— What is expected —
Search the data for the word "with" and copy every line that contains it.

— Data provided —
▼▼▼
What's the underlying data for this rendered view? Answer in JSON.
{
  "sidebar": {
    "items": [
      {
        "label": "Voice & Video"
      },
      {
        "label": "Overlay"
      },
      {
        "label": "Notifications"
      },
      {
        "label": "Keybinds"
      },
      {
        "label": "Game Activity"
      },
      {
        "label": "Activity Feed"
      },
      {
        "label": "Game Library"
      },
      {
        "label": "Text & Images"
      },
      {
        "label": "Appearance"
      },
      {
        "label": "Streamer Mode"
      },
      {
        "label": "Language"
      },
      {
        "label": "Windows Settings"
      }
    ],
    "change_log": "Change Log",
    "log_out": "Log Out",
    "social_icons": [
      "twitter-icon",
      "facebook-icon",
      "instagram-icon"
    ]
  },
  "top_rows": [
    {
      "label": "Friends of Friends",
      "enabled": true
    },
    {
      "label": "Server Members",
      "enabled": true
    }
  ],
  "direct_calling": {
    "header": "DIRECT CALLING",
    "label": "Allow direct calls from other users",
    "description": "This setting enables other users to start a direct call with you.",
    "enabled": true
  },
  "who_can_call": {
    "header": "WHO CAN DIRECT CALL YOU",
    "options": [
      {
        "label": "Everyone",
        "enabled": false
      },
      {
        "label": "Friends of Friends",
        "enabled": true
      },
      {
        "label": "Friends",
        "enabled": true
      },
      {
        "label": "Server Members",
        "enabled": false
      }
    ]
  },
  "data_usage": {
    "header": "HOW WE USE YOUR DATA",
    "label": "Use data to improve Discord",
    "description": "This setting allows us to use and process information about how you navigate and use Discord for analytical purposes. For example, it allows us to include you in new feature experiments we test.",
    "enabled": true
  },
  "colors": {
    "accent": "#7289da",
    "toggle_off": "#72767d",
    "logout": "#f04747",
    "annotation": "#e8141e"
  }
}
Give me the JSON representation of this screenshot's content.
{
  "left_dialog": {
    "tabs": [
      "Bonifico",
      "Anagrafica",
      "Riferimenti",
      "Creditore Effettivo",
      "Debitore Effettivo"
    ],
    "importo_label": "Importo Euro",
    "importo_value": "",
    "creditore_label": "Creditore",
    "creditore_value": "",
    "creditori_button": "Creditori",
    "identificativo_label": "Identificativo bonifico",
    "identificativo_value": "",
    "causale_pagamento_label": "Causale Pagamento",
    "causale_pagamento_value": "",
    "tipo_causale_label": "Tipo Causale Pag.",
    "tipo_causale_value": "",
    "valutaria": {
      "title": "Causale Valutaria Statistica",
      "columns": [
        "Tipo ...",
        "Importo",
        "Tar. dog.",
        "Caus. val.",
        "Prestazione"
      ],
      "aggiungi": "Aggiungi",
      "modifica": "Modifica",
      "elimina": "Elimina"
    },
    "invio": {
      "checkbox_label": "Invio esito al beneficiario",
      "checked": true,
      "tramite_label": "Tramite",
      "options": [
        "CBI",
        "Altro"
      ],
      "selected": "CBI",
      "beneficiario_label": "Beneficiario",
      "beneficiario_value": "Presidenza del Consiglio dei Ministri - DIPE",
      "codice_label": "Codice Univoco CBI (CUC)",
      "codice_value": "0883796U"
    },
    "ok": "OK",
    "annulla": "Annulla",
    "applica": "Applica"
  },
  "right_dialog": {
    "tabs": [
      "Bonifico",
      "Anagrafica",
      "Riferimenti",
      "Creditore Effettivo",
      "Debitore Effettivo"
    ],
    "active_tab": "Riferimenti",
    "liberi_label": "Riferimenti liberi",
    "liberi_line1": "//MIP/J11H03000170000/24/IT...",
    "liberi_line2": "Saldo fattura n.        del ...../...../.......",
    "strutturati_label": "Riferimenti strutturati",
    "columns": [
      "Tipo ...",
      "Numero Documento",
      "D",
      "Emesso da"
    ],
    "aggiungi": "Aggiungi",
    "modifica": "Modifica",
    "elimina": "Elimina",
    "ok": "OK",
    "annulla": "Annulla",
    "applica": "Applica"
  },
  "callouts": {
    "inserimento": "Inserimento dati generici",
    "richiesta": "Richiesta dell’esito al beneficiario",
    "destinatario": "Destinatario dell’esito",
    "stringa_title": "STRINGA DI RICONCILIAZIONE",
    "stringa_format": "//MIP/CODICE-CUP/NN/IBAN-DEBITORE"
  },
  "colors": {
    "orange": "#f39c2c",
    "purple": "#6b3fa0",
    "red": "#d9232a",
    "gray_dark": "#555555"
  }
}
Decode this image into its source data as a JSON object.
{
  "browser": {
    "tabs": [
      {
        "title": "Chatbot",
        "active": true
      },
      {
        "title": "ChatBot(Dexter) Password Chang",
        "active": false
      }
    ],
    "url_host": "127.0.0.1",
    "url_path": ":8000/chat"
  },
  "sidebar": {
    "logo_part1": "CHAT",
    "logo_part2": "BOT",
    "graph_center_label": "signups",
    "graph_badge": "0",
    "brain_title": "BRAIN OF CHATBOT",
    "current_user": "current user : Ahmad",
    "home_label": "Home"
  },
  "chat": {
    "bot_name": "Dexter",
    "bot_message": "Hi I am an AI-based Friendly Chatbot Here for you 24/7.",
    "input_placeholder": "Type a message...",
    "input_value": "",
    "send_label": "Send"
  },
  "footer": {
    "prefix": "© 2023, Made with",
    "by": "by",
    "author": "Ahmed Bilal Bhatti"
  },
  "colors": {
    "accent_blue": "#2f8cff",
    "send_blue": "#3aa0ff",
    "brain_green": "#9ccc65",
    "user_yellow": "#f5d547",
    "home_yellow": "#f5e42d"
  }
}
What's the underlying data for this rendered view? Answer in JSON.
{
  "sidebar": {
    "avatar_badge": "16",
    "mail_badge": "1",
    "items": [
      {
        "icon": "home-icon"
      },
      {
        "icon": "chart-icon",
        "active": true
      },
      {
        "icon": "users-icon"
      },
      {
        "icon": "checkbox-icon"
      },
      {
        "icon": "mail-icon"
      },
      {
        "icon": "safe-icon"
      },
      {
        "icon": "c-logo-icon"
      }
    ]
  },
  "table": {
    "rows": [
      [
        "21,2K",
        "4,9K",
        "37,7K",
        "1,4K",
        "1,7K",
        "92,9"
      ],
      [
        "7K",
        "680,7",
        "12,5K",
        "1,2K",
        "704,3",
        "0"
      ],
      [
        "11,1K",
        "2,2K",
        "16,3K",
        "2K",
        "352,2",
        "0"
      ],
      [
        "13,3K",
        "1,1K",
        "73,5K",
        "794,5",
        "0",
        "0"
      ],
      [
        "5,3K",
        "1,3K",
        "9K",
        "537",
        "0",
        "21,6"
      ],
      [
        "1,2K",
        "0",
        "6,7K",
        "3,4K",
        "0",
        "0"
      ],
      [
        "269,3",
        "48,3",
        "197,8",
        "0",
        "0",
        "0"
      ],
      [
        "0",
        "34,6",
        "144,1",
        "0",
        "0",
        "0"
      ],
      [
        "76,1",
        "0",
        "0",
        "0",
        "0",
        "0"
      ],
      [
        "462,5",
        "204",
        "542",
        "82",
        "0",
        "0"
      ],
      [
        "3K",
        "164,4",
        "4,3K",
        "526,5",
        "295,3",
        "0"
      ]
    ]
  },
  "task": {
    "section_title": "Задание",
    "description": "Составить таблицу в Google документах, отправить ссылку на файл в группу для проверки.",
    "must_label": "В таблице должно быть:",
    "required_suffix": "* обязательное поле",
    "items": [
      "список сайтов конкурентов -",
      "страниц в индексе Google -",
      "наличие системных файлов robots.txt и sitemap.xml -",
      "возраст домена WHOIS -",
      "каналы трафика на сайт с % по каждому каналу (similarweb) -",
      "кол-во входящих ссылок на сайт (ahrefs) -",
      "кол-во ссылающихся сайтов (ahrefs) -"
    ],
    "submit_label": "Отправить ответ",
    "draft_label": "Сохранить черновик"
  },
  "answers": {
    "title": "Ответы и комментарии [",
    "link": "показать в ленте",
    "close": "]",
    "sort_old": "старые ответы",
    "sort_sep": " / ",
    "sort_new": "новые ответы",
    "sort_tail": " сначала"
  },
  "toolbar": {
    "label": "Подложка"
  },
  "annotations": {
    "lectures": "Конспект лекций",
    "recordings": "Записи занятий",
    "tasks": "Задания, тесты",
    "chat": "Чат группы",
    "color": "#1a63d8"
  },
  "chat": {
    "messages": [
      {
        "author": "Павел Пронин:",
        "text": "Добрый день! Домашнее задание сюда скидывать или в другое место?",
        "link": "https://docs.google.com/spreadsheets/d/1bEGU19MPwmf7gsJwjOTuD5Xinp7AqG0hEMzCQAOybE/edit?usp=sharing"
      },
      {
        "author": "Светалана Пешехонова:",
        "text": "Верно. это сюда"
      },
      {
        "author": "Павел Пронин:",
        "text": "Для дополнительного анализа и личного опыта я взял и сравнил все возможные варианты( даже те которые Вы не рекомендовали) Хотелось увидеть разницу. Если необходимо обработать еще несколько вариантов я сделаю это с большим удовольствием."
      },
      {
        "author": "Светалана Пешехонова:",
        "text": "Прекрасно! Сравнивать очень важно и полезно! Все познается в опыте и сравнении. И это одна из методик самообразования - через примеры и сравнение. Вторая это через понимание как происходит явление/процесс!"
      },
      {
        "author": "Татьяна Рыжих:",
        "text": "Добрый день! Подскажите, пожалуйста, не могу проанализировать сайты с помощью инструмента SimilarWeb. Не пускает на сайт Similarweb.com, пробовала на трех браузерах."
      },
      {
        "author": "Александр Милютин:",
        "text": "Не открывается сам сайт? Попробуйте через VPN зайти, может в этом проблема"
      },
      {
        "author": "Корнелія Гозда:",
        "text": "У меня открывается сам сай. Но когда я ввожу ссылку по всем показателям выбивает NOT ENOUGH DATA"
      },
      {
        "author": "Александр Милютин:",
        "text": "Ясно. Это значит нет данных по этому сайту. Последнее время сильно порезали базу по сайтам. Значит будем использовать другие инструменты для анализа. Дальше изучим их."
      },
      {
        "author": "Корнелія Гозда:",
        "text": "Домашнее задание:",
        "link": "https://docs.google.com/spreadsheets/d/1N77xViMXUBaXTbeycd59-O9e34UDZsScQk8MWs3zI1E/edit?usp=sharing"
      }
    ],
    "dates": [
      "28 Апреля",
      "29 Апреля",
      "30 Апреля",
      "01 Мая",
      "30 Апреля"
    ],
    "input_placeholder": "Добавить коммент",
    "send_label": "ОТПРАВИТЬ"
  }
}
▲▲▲
— Exercise solution —
    "description": "This setting enables other users to start a direct call with you.",
    "prefix": "© 2023, Made with",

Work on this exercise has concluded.